Start of Exercise materials

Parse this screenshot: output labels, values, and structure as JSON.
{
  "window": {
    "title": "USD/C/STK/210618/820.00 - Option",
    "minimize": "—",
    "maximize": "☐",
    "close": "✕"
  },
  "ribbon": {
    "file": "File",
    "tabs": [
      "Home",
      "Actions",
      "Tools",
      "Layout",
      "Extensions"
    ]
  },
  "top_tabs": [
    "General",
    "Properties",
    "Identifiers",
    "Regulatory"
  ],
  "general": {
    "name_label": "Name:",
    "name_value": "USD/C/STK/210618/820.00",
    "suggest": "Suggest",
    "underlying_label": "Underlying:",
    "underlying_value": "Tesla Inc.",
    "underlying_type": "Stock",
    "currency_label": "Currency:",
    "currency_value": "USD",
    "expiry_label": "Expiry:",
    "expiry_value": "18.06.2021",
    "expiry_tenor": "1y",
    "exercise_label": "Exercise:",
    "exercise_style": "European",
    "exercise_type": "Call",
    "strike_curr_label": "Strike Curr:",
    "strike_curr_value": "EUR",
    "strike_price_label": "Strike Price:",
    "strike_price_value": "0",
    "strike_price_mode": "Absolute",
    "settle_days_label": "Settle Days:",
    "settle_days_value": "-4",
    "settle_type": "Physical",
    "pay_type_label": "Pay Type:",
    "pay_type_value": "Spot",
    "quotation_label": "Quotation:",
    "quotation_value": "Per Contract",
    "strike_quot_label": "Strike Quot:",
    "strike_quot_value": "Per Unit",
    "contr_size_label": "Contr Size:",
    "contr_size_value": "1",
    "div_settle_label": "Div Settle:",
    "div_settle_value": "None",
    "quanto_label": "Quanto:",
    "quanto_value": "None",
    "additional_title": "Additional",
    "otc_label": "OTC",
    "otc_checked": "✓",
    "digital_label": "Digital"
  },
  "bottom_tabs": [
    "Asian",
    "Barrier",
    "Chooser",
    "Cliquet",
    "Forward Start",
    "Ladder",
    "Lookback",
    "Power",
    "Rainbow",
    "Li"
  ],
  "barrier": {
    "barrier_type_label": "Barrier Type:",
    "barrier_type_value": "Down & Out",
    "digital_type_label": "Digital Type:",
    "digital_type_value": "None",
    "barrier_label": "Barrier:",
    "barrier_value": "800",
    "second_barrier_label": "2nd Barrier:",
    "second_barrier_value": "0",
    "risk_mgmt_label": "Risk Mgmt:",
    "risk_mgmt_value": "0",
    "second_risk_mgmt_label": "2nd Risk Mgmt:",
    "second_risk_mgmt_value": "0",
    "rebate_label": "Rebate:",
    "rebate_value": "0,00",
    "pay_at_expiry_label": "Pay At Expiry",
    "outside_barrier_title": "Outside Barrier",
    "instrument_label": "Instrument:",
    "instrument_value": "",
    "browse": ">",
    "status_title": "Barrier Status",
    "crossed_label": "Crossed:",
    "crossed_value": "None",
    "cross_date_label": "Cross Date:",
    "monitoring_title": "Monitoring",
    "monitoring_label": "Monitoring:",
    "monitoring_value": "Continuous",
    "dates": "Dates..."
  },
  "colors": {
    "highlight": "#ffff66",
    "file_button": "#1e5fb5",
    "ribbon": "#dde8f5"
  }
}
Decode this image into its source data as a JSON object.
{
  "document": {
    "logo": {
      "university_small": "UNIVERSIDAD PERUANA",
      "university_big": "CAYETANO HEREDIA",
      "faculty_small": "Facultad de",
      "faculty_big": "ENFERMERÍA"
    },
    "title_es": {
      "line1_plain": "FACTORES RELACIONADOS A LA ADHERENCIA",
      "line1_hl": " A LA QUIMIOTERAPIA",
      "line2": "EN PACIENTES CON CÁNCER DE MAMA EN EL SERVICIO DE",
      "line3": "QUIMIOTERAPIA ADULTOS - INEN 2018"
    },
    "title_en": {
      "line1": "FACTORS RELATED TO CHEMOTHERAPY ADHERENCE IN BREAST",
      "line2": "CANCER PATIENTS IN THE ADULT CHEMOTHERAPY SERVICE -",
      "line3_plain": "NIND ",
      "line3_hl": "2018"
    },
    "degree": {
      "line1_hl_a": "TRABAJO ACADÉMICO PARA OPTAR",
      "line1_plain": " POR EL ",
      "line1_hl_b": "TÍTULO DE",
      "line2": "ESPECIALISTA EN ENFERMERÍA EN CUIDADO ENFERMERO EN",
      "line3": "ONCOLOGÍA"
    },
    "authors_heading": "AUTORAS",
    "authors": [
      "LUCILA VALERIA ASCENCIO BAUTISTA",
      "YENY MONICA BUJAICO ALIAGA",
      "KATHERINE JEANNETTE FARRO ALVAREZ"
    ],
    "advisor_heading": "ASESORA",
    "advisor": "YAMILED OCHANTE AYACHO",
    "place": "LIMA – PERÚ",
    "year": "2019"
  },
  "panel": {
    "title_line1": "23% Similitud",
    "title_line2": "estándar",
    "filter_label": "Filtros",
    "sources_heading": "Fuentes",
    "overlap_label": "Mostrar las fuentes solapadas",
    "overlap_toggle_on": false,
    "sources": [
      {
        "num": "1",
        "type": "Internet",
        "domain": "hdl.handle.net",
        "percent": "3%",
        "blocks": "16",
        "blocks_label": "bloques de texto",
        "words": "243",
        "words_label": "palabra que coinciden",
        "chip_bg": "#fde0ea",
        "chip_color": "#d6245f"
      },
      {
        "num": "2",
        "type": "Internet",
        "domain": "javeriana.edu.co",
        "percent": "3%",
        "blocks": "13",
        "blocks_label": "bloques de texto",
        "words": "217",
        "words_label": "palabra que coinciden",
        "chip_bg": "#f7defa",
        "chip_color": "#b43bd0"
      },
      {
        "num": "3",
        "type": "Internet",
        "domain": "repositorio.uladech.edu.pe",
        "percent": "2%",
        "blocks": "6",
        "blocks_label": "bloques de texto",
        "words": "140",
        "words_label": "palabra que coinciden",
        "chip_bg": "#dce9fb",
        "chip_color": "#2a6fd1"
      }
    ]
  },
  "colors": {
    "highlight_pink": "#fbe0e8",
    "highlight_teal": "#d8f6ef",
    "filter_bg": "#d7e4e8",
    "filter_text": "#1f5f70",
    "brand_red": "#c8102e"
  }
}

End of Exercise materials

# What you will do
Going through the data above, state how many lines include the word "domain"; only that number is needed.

# The completed task
3